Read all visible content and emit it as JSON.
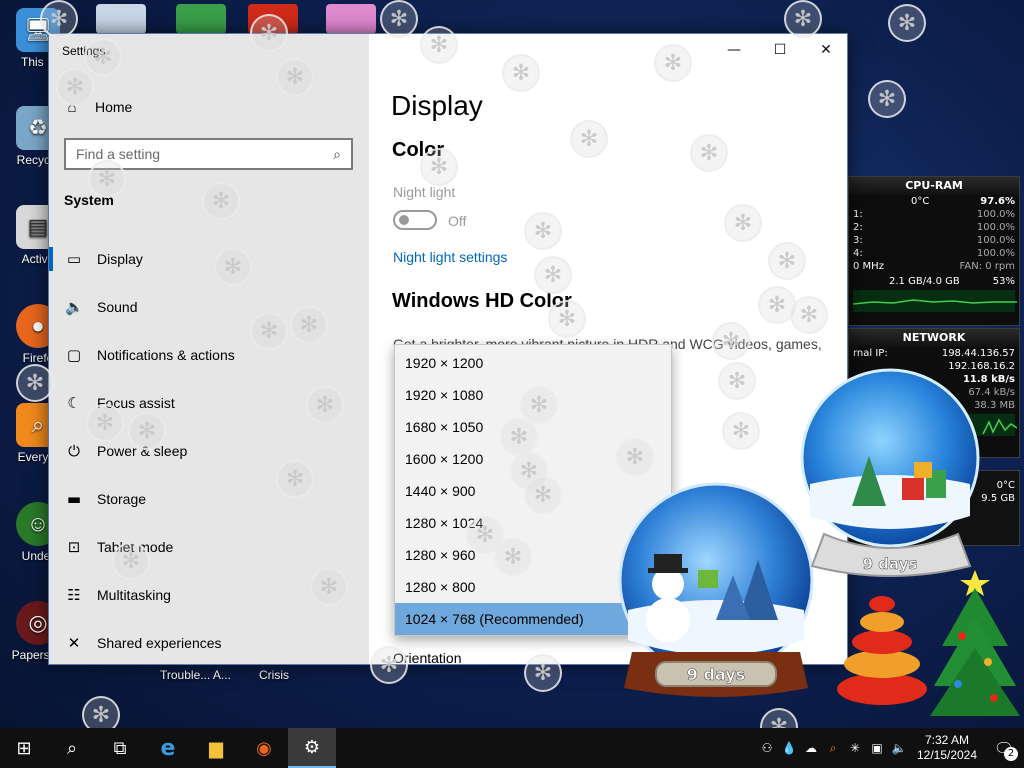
{
  "desktop": {
    "icons": [
      {
        "label": "This P",
        "color": "#3a8fd8"
      },
      {
        "label": "Recycle",
        "color": "#7aa7c7"
      },
      {
        "label": "Activa",
        "color": "#d8d8d8"
      },
      {
        "label": "Firefo",
        "color": "#e8661d"
      },
      {
        "label": "Everyth",
        "color": "#f08a1c"
      },
      {
        "label": "Under",
        "color": "#2a7a2a"
      },
      {
        "label": "Papers, P",
        "color": "#6a1a1a"
      }
    ],
    "bottom_labels": [
      "Trouble... A...",
      "Crisis"
    ]
  },
  "window": {
    "title": "Settings",
    "controls": {
      "minimize": "—",
      "maximize": "☐",
      "close": "✕"
    },
    "sidebar": {
      "home": "Home",
      "search_placeholder": "Find a setting",
      "section": "System",
      "items": [
        {
          "label": "Display",
          "icon": "display-icon",
          "glyph": "▭"
        },
        {
          "label": "Sound",
          "icon": "sound-icon",
          "glyph": "🔈"
        },
        {
          "label": "Notifications & actions",
          "icon": "notifications-icon",
          "glyph": "▢"
        },
        {
          "label": "Focus assist",
          "icon": "moon-icon",
          "glyph": "☾"
        },
        {
          "label": "Power & sleep",
          "icon": "power-icon",
          "glyph": "⏻"
        },
        {
          "label": "Storage",
          "icon": "storage-icon",
          "glyph": "▬"
        },
        {
          "label": "Tablet mode",
          "icon": "tablet-icon",
          "glyph": "⊡"
        },
        {
          "label": "Multitasking",
          "icon": "multitasking-icon",
          "glyph": "☷"
        },
        {
          "label": "Shared experiences",
          "icon": "shared-icon",
          "glyph": "✕"
        }
      ]
    },
    "content": {
      "page_title": "Display",
      "color_heading": "Color",
      "night_light_label": "Night light",
      "night_light_state": "Off",
      "night_light_link": "Night light settings",
      "hd_heading": "Windows HD Color",
      "hd_description": "Get a brighter, more vibrant picture in HDR and WCG videos, games,",
      "orientation_label": "Orientation",
      "resolution_options": [
        "1920 × 1200",
        "1920 × 1080",
        "1680 × 1050",
        "1600 × 1200",
        "1440 × 900",
        "1280 × 1024",
        "1280 × 960",
        "1280 × 800",
        "1024 × 768 (Recommended)"
      ],
      "selected_resolution": "1024 × 768 (Recommended)"
    }
  },
  "gadgets": {
    "cpu": {
      "title": "CPU-RAM",
      "temp": "0°C",
      "total": "97.6%",
      "cores": [
        {
          "label": "1:",
          "value": "100.0%"
        },
        {
          "label": "2:",
          "value": "100.0%"
        },
        {
          "label": "3:",
          "value": "100.0%"
        },
        {
          "label": "4:",
          "value": "100.0%"
        }
      ],
      "freq": "0 MHz",
      "fan": "FAN: 0 rpm",
      "ram": "2.1 GB/4.0 GB",
      "ram_pct": "53%",
      "ram_fraction": 0.53
    },
    "network": {
      "title": "NETWORK",
      "external_ip_label": "rnal IP:",
      "external_ip": "198.44.136.57",
      "internal_ip": "192.168.16.2",
      "up": "11.8 kB/s",
      "down": "67.4 kB/s",
      "total": "38.3 MB"
    },
    "extra": {
      "temp": "0°C",
      "size": "9.5 GB"
    }
  },
  "globes": {
    "countdown_1": "9 days",
    "countdown_2": "9 days"
  },
  "taskbar": {
    "buttons": [
      {
        "name": "start-button",
        "glyph": "⊞"
      },
      {
        "name": "search-button",
        "glyph": "⌕"
      },
      {
        "name": "task-view-button",
        "glyph": "⧉"
      },
      {
        "name": "ie-button",
        "glyph": "e"
      },
      {
        "name": "explorer-button",
        "glyph": "▆"
      },
      {
        "name": "firefox-button",
        "glyph": "◉"
      },
      {
        "name": "settings-button",
        "glyph": "⚙"
      }
    ],
    "time": "7:32 AM",
    "date": "12/15/2024",
    "notification_count": "2"
  },
  "colors": {
    "accent": "#0067c0",
    "selected_item": "#6fa8dc",
    "sidebar_bg": "#e6e6e6",
    "taskbar_bg": "#101010"
  }
}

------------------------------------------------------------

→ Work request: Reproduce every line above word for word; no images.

→ Solution for this problem:
Read all visible content and emit it as JSON.
{
  "desktop": {
    "icons": [
      {
        "label": "This P",
        "color": "#3a8fd8"
      },
      {
        "label": "Recycle",
        "color": "#7aa7c7"
      },
      {
        "label": "Activa",
        "color": "#d8d8d8"
      },
      {
        "label": "Firefo",
        "color": "#e8661d"
      },
      {
        "label": "Everyth",
        "color": "#f08a1c"
      },
      {
        "label": "Under",
        "color": "#2a7a2a"
      },
      {
        "label": "Papers, P",
        "color": "#6a1a1a"
      }
    ],
    "bottom_labels": [
      "Trouble... A...",
      "Crisis"
    ]
  },
  "window": {
    "title": "Settings",
    "controls": {
      "minimize": "—",
      "maximize": "☐",
      "close": "✕"
    },
    "sidebar": {
      "home": "Home",
      "search_placeholder": "Find a setting",
      "section": "System",
      "items": [
        {
          "label": "Display",
          "icon": "display-icon",
          "glyph": "▭"
        },
        {
          "label": "Sound",
          "icon": "sound-icon",
          "glyph": "🔈"
        },
        {
          "label": "Notifications & actions",
          "icon": "notifications-icon",
          "glyph": "▢"
        },
        {
          "label": "Focus assist",
          "icon": "moon-icon",
          "glyph": "☾"
        },
        {
          "label": "Power & sleep",
          "icon": "power-icon",
          "glyph": "⏻"
        },
        {
          "label": "Storage",
          "icon": "storage-icon",
          "glyph": "▬"
        },
        {
          "label": "Tablet mode",
          "icon": "tablet-icon",
          "glyph": "⊡"
        },
        {
          "label": "Multitasking",
          "icon": "multitasking-icon",
          "glyph": "☷"
        },
        {
          "label": "Shared experiences",
          "icon": "shared-icon",
          "glyph": "✕"
        }
      ]
    },
    "content": {
      "page_title": "Display",
      "color_heading": "Color",
      "night_light_label": "Night light",
      "night_light_state": "Off",
      "night_light_link": "Night light settings",
      "hd_heading": "Windows HD Color",
      "hd_description": "Get a brighter, more vibrant picture in HDR and WCG videos, games,",
      "orientation_label": "Orientation",
      "resolution_options": [
        "1920 × 1200",
        "1920 × 1080",
        "1680 × 1050",
        "1600 × 1200",
        "1440 × 900",
        "1280 × 1024",
        "1280 × 960",
        "1280 × 800",
        "1024 × 768 (Recommended)"
      ],
      "selected_resolution": "1024 × 768 (Recommended)"
    }
  },
  "gadgets": {
    "cpu": {
      "title": "CPU-RAM",
      "temp": "0°C",
      "total": "97.6%",
      "cores": [
        {
          "label": "1:",
          "value": "100.0%"
        },
        {
          "label": "2:",
          "value": "100.0%"
        },
        {
          "label": "3:",
          "value": "100.0%"
        },
        {
          "label": "4:",
          "value": "100.0%"
        }
      ],
      "freq": "0 MHz",
      "fan": "FAN: 0 rpm",
      "ram": "2.1 GB/4.0 GB",
      "ram_pct": "53%",
      "ram_fraction": 0.53
    },
    "network": {
      "title": "NETWORK",
      "external_ip_label": "rnal IP:",
      "external_ip": "198.44.136.57",
      "internal_ip": "192.168.16.2",
      "up": "11.8 kB/s",
      "down": "67.4 kB/s",
      "total": "38.3 MB"
    },
    "extra": {
      "temp": "0°C",
      "size": "9.5 GB"
    }
  },
  "globes": {
    "countdown_1": "9 days",
    "countdown_2": "9 days"
  },
  "taskbar": {
    "buttons": [
      {
        "name": "start-button",
        "glyph": "⊞"
      },
      {
        "name": "search-button",
        "glyph": "⌕"
      },
      {
        "name": "task-view-button",
        "glyph": "⧉"
      },
      {
        "name": "ie-button",
        "glyph": "e"
      },
      {
        "name": "explorer-button",
        "glyph": "▆"
      },
      {
        "name": "firefox-button",
        "glyph": "◉"
      },
      {
        "name": "settings-button",
        "glyph": "⚙"
      }
    ],
    "time": "7:32 AM",
    "date": "12/15/2024",
    "notification_count": "2"
  },
  "colors": {
    "accent": "#0067c0",
    "selected_item": "#6fa8dc",
    "sidebar_bg": "#e6e6e6",
    "taskbar_bg": "#101010"
  }
}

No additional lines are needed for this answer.